GLENS FALLS -- A merger between the two public school districts in the city is a topic that has surfaced at times in the last two decades.
Now it is back, after the state Department of State announced Friday that a $37,800 grant will pay to study if it's feasible for the Glens Falls City School District to merge with the Glens Falls Common (Abraham Wing) School District.
The grant is among 20 Local Government Efficiency awards going to municipalities across the state. The awards total $871,490, and will fund projects that involve the first steps in sharing certain public services.
The projects include school mergers, village dissolutions and the consolidation of emergency services.
Thomas McGowan, superintendent of the city school district, said he was happy the districts will receive the funds because he thought the money was cut from the state budget.
The city school district applied for the grant and is the lead agency. Now the district has to find out if the Abraham Wing district is still interested in the study, McGowan said.
"If they are still agreeable to going forward with the study, we will put together (a request for proposals)," McGowan said. "We will put it out to some groups who have done these before."
McGowan said both school boards have to vote to accept the grant.
Ella Collins, superintendent of Abraham Wing, could not be reached for comment Monday.

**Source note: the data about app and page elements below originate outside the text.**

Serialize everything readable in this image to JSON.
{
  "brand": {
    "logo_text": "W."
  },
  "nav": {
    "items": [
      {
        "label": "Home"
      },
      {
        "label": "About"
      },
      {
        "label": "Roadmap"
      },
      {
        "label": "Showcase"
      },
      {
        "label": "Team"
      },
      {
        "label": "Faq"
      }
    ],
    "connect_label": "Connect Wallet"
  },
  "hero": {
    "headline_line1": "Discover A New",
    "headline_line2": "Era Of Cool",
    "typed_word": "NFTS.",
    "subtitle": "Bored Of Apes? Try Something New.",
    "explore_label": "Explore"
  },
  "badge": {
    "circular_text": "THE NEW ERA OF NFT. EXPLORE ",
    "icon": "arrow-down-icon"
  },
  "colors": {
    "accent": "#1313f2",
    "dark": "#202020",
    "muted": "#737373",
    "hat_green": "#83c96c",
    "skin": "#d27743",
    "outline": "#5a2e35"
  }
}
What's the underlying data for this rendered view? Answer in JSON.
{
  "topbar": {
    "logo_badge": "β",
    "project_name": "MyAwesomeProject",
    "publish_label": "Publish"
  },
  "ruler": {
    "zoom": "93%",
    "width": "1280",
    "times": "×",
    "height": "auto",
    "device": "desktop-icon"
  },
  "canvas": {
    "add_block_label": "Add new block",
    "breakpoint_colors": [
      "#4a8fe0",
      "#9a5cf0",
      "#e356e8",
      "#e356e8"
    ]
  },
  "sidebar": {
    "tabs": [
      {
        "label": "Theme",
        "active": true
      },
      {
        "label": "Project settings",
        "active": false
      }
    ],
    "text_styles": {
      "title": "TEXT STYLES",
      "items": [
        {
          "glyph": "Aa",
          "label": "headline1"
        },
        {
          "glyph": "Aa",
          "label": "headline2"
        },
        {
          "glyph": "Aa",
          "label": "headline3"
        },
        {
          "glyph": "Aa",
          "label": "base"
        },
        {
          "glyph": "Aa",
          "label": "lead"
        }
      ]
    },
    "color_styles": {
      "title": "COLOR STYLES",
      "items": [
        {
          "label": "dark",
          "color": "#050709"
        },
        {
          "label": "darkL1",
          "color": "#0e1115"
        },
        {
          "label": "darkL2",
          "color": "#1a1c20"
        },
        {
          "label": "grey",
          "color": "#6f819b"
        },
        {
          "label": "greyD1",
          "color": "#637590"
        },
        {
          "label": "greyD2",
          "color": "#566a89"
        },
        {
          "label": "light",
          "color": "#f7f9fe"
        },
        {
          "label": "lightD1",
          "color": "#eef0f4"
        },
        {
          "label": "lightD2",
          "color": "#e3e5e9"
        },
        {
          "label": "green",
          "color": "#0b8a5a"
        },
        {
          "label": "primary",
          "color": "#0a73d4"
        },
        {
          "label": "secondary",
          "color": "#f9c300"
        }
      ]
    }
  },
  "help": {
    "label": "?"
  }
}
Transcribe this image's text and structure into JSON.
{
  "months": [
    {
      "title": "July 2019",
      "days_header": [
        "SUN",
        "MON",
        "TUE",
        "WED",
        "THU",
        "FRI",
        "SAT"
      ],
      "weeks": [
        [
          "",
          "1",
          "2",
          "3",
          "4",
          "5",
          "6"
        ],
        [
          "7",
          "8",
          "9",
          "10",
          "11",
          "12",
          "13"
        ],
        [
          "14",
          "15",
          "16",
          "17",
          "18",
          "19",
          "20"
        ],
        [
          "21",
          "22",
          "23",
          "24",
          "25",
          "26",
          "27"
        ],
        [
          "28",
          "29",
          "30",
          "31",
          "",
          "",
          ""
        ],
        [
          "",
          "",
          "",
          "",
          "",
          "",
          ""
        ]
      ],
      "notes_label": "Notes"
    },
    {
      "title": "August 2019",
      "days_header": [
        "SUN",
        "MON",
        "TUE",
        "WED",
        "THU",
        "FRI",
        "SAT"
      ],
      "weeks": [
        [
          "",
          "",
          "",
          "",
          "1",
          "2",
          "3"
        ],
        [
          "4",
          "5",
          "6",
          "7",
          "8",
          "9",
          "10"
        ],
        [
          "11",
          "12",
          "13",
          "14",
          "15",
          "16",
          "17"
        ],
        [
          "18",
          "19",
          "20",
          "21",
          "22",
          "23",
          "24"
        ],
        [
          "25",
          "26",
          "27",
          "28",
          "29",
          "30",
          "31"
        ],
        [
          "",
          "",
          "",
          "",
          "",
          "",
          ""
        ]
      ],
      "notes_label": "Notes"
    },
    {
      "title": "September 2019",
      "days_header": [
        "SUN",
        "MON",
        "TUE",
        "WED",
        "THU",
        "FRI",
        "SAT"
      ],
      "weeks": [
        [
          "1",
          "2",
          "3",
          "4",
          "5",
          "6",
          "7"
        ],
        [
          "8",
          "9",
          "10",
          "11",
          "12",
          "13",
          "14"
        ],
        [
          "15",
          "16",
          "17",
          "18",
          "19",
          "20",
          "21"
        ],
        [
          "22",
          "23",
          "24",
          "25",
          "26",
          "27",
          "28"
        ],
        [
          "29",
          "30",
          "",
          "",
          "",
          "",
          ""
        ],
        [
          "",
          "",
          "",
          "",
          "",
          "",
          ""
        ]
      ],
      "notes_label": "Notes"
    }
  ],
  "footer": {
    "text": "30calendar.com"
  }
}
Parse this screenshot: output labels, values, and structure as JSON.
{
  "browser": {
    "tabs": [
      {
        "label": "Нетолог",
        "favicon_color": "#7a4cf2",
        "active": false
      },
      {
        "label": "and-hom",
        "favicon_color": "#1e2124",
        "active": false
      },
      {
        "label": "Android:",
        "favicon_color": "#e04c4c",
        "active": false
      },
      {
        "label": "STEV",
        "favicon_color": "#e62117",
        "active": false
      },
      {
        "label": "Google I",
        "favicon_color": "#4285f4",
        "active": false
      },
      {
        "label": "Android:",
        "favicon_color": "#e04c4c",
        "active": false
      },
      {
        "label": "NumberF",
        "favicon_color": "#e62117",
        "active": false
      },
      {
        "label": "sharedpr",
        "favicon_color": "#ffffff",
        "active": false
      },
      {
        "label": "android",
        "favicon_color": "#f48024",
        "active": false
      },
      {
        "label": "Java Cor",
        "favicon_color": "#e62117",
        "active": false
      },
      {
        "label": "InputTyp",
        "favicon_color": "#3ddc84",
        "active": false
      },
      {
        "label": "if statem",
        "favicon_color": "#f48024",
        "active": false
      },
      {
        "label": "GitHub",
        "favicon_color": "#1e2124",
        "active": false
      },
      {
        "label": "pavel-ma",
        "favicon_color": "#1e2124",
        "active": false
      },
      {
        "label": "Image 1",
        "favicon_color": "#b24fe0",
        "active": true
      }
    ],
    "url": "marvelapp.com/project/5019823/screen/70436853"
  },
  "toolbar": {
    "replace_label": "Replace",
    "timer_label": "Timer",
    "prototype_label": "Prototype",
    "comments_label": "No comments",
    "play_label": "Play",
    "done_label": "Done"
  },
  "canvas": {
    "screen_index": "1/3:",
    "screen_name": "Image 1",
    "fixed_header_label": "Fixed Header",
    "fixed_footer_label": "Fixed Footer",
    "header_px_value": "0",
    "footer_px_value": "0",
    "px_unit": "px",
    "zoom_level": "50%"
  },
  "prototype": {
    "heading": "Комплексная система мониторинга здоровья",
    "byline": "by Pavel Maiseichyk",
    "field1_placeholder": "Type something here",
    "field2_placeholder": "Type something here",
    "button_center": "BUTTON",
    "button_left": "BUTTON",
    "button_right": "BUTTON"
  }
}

The study would examine different aspects of the school districts - academics, finances, enrollment and facilities, among others.
McGowan said he did not know how long the study would take, but he would like to see it done in six to eight months.
Afterward, the school boards would review the findings and decide if the public should vote on a merger.
A merger between the districts has been discussed on and off in the last two decades. Since 1987, the districts tried to merge twice, only for the attempts to fail.
Then in early 2009, state Sen. Elizabeth Little, R-Queensbury, met with officials from both districts to encourage them to pursue a study using state funds.
On Monday, Little said a merger could help the districts as enrollment decreases and tax bases in the city change.
"I'm glad they received the grant," she said. "It certainly will be up to both school districts to decide to participate."